Title: Policy Feedback, Political Behaviour, and Democratic Citizenship in European Welfare States

Workshop directors:
Staffan Kumlin, University of Gothenburg, Sweden and Institute for Social Research, Oslo, Norway
Isabelle Stadelmann-Steffen, University of Konstanz, Germany and University of Berne, Switzerland

In democracies, citizens’ attitudes and behaviour should influence future public policies. But the reverse may be just as true: attitudes and behaviour are also results of previous policies. This idea of policy feedback can be traced through the history of political science. But it has been slow to reach the mainstream of empirical political behaviour research. In the last decade, however, feedback hypotheses have increasingly been tested in studies on political trust, participation, social policy attitudes, social capital, and civil society participation. Collectively they suggest that political behaviour and democratic citizenship not only function as exogenous democratic input but are (re)shaped by policies. Many studies concern the welfare and social policy domain. In Europe, this is because many countries experience difficulties in delivering on previous commitments to public services and income replacement systems. Similarly, labour market policies and incentive structures are changing. Thus, a broad ambition for the workshop is examining how the restructuring of European welfare states affect political behaviour and democratic citizenship. In doing this, we aim at general scientific progress along several lines. We invite studies conceiving of feedback effects (also) in an interactive and disaggregated manner, with different groups and individuals affected differently by the same policies, and with different individuals being exposed to different parts of the same “welfare regime.” Further, we want to identify generic mechanisms of feedback relevant for a whole range of specific dependent variables. This will have an integrating function and allow a parsimonious understanding of policy feedback. Methodologically, we need studies that take seriously the reciprocal causal relationship between policy and individual behaviour/attitudes.

3. Paper applications to the panels for the Reykjavik General Conference

The deadline for panel proposals for the Reykjavik General Conference was February 1. The panels of the two accepted sections which the steering group supported have got many panel applications.

The sections are:

Sections chairs: Oddbjørn Knutsen and Marina Costa Lobo

Old and New Models in Electoral Research. Comparative Perspectives.


Sections chairs: Oliver Treib, Catherine de Vries and Andreas Wimmel

Mass Politics in the EU: Public Opinion, Elections, and Referendums.

The panel chair(s) can only accept 4 or 5 papers and further 2 tabled papers for each panel. Since there are more applications for many of the panels, the panel chairs have to make many hard choices in this respect. The decision on the final allocation of papers will be made by the ECPR Academic Convenors by 1 April 2011 at the very latest.

4. News submitted by members of the Standing Group

POVB-ECPR News is sent to the members of the ECPR’s Standing Group on Public Opinion and Voting Behaviour in a Comparative Perspective about every second month.
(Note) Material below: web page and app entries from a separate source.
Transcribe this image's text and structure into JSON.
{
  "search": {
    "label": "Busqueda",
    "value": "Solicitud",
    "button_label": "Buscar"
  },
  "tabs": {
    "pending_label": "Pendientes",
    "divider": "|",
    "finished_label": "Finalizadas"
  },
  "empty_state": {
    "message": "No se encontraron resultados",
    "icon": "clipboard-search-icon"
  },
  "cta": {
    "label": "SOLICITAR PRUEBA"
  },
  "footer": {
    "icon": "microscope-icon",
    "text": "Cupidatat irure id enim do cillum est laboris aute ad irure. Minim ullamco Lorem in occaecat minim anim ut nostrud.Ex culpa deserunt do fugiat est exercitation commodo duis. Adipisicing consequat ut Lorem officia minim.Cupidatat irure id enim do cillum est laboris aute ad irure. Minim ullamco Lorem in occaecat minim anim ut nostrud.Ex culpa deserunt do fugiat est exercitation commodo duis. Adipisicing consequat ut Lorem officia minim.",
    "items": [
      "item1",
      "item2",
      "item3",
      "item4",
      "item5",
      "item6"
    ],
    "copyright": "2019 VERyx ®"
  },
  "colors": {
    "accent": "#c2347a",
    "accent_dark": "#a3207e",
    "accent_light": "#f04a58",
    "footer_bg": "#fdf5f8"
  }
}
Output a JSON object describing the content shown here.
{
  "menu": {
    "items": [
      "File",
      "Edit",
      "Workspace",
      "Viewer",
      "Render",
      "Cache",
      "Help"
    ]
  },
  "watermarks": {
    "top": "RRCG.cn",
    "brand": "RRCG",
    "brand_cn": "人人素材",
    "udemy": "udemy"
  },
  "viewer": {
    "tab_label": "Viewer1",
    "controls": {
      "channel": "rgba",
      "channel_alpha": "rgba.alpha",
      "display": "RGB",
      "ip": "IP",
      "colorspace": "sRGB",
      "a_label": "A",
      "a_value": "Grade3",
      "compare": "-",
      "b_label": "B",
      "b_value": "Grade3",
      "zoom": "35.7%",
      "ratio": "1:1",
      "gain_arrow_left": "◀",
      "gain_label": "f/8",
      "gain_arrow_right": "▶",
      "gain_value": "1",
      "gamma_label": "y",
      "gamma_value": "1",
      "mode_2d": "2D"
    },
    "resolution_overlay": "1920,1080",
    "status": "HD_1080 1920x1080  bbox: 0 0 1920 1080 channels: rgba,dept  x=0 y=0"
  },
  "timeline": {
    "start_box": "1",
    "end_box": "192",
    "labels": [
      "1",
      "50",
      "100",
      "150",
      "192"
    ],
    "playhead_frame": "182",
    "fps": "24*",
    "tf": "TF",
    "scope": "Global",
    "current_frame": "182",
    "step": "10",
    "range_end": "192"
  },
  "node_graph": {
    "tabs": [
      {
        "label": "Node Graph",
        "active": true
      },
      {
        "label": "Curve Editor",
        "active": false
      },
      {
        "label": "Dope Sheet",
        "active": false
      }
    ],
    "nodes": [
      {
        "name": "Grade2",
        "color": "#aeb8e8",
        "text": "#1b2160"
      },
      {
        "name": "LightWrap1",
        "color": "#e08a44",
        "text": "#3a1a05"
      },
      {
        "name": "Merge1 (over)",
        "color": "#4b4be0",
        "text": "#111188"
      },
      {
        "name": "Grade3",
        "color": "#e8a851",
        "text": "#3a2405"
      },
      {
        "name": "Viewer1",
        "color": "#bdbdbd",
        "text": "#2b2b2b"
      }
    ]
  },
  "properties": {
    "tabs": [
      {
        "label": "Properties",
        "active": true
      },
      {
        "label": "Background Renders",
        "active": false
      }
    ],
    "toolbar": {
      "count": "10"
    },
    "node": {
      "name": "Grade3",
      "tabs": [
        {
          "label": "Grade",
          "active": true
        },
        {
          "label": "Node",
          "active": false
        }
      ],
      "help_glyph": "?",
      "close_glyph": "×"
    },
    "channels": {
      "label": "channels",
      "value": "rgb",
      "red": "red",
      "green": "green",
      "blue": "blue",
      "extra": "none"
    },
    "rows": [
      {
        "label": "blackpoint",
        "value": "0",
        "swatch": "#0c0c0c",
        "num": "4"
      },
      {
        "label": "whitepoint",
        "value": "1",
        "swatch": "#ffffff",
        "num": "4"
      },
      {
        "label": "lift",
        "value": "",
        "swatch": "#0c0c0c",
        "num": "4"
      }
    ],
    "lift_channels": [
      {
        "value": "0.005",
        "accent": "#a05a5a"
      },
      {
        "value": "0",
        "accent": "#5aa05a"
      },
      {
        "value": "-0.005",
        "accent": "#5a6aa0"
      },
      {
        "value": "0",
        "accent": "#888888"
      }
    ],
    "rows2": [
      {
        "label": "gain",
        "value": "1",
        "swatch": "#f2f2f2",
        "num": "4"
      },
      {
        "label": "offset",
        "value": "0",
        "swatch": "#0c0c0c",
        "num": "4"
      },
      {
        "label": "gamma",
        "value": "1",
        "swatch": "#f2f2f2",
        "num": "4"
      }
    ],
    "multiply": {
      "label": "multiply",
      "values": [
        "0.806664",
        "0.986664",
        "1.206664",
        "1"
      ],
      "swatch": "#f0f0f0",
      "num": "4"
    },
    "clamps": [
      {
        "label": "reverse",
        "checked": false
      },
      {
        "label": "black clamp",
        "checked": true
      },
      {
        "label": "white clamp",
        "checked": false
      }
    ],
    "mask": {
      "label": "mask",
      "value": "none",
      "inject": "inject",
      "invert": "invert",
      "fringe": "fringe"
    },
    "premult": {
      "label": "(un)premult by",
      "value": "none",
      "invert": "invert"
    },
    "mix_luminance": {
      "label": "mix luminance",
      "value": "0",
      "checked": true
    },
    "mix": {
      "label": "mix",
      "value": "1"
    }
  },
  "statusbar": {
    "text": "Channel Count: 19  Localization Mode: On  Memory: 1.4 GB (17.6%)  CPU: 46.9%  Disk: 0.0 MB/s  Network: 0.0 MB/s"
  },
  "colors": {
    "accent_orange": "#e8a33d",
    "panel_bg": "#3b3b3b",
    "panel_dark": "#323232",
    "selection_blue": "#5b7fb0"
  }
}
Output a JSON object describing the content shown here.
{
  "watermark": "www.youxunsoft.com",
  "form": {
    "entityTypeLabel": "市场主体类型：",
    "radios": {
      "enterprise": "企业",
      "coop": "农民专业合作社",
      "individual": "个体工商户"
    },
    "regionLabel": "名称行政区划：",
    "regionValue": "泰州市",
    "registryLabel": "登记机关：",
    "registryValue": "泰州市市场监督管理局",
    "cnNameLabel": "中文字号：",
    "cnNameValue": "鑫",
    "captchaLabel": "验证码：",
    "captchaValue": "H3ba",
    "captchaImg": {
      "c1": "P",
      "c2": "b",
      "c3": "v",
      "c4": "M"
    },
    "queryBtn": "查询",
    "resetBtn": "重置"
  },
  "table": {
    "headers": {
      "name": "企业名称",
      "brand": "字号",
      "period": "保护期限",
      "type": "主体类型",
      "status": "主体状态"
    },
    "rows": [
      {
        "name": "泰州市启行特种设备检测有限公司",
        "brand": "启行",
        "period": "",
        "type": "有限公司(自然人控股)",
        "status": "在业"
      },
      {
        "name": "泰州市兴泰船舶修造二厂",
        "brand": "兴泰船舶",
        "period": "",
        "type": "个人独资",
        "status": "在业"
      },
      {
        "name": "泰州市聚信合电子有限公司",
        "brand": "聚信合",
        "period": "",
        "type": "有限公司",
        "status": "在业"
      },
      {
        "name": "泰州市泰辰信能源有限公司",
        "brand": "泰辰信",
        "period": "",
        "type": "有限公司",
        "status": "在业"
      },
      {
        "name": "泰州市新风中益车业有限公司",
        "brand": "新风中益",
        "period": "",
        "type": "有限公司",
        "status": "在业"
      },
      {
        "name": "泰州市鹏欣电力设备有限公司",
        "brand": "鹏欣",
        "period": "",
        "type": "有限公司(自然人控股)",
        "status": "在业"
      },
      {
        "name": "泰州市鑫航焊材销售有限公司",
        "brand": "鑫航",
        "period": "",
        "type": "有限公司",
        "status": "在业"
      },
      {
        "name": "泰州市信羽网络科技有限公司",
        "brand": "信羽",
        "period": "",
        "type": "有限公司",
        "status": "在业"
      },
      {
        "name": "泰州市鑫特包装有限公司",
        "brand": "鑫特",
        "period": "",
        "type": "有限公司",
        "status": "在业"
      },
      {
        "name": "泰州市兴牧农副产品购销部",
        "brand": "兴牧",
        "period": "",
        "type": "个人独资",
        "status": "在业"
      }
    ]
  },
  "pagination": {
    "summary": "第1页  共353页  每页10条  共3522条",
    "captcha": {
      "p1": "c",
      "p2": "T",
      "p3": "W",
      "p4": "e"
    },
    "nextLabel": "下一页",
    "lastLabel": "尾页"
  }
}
Each issue contains a section with news submitted by members of the standing group. If you have a call, initiative or job vacancy that you would like to be included in POVB-ECPR News, you should login to your POVB-ECPR account and submit it as a new forum topic.

Best wishes
Marina and Oddbjørn